“You’re a piece of crap,” I told my best friend. “You’re good for nothing, you’re a total fraud, nobody likes you and for good reason. You are inherently flawed and can’t do anything right, and that’s why you’re worthless and unlovable. Here’s a list of all the things you’ve done wrong that prove this.”
Haha, just kidding. I would never speak to other people this way. No no, these are just the things I say to MYSELF.
What kinds of things do you say to yourself that you’d never say to a best friend? Do you ever belittle, insult, and undermine yourself? Do you ever beat yourself out of success before you’ve even started trying?
Are you meaner to yourself than you would ever be to anyone else?
How many ways has your inner critic prevented you from living your best life?
Getting to know your inner critic
We often think of these voices as our ‘inner critic’, that voice inside seems to exist only to berate and belittle us, to present us with worst case scenarios, always reminding us of everything we ever ‘failed’ at, and everything that is ‘wrong’ with us.
Take a moment of silence and tune in to your inner critic’s voice with curiosity.
What does it say?
Whose voice does it have?
If you close your eyes and invite it to appear, what form does it take?
Does it have a name?
How is it trying to help you?
Using parts therapy to create meaning
We can start to understand ourselves better when we conceptualise our conflicting needs as different ‘parts’ of ourselves. You may have a part of you that wants to get up early and go jogging, and another part that likes to stay up late drinking wine, thwarting the morning part over and over. I have a part who is really keen for a day off to do something fun and creative, but is mostly overridden by my inner workaholic, which occasionally results in hours of sitting at my computer procrastinating, thereby achieving neither work nor relaxation. Most of us have an ongoing complex interplay of different and sometimes conflicting needs.
It helps to think about all of your parts as trying to accomplish something positive for you. It may also be that those parts were established when you were very young and had limited resources. Maybe those parts have not noticed how your circumstances and needs have changed.
The intentions of your inner critic
When we work out where the criticism is coming from and how it is intended to help us, we can start softening into a more harmonious way of being, and diminish its power to derail and devastate us.
If you had an overly critical parent who (intentionally or inadvertently) taught you that you had to be a certain way to be lovable, perhaps your inner critic is attempting to continue that work, believing it to be a noble striving for worthiness.
If you have a deep fear of failure, humiliation, or rejection, perhaps your inner critic is trying to protect you from that by preventing you from venturing into ‘risky’ situations.
Perhaps your inner critic is nothing but an inner protector who is tirelessly trying to keep you safe, without understanding the ways in which it is making your life harder.
How is your inner critic trying to keep you safe?
Befriending your inner protector
Step 1: Thank them for their efforts to keep you safe.

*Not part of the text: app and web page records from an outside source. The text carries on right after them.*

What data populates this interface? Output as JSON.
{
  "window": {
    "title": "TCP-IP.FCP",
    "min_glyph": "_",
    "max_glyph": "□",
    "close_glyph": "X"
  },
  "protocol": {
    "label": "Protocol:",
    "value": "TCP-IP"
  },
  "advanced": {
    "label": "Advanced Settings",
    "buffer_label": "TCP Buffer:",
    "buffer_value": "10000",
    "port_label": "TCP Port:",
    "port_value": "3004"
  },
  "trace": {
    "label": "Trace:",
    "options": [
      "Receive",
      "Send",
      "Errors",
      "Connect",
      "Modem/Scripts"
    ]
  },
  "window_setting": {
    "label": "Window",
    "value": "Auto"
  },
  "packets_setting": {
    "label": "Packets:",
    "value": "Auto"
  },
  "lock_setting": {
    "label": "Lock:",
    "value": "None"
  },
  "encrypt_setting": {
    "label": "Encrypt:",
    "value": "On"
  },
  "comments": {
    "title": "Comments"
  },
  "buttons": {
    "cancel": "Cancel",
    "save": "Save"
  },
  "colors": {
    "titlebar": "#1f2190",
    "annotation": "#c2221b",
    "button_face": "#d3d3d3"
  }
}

Be specific. Thank them for running all those worst-case training scenarios, for showing you areas for improvement and growth, and for protecting you.
Step 2: Open dialogue. When you notice the inner critic being particularly hard on you, stop and listen. How are they trying to help you? What do they need to feel safe? What else do they want you to know?
Step 3: Reassure them. Show them how you’ve changed, how the world has changed. Remind them that you’re in the present, that you’re an adult with resources and resilience. Show them you’re okay. Give your inner protector permission to relax a little.
I always finish these exchanges by imagining myself hosting a big group hug with all parts involved, reinforcing that I am the wise compassionate adult in this exchange, rather than a helpless victim to some internal bully.
Reframe and rename
Approaching your inner critic/protector with compassion, curiosity, and openness, as a source of information rather than a tyrannical force, with a goal for harmony and understanding instead of suppressing and reacting, is the most effective way to reduce its impact on your life. In light of this, you may wish to give your ‘inner critic’ a new name that reflects your new understanding of their role, or the nature of your new relationship. Then, when you hear them speaking, you’ll know how to identify, address, and understand them.
Gestalt therapy is focused on integrating the disowned parts of self, and on being present in the here-and-now, meaning it is a perfect therapeutic approach for healing and befriending parts that have lost direction and are giving you a difficult time. If you’d like support harmonising your fractured parts party, we have a number of Gestalt therapists who specialise in just this. To speak to us about finding a counsellor to support you on this path, get in touch with us to organise a free consultation call today.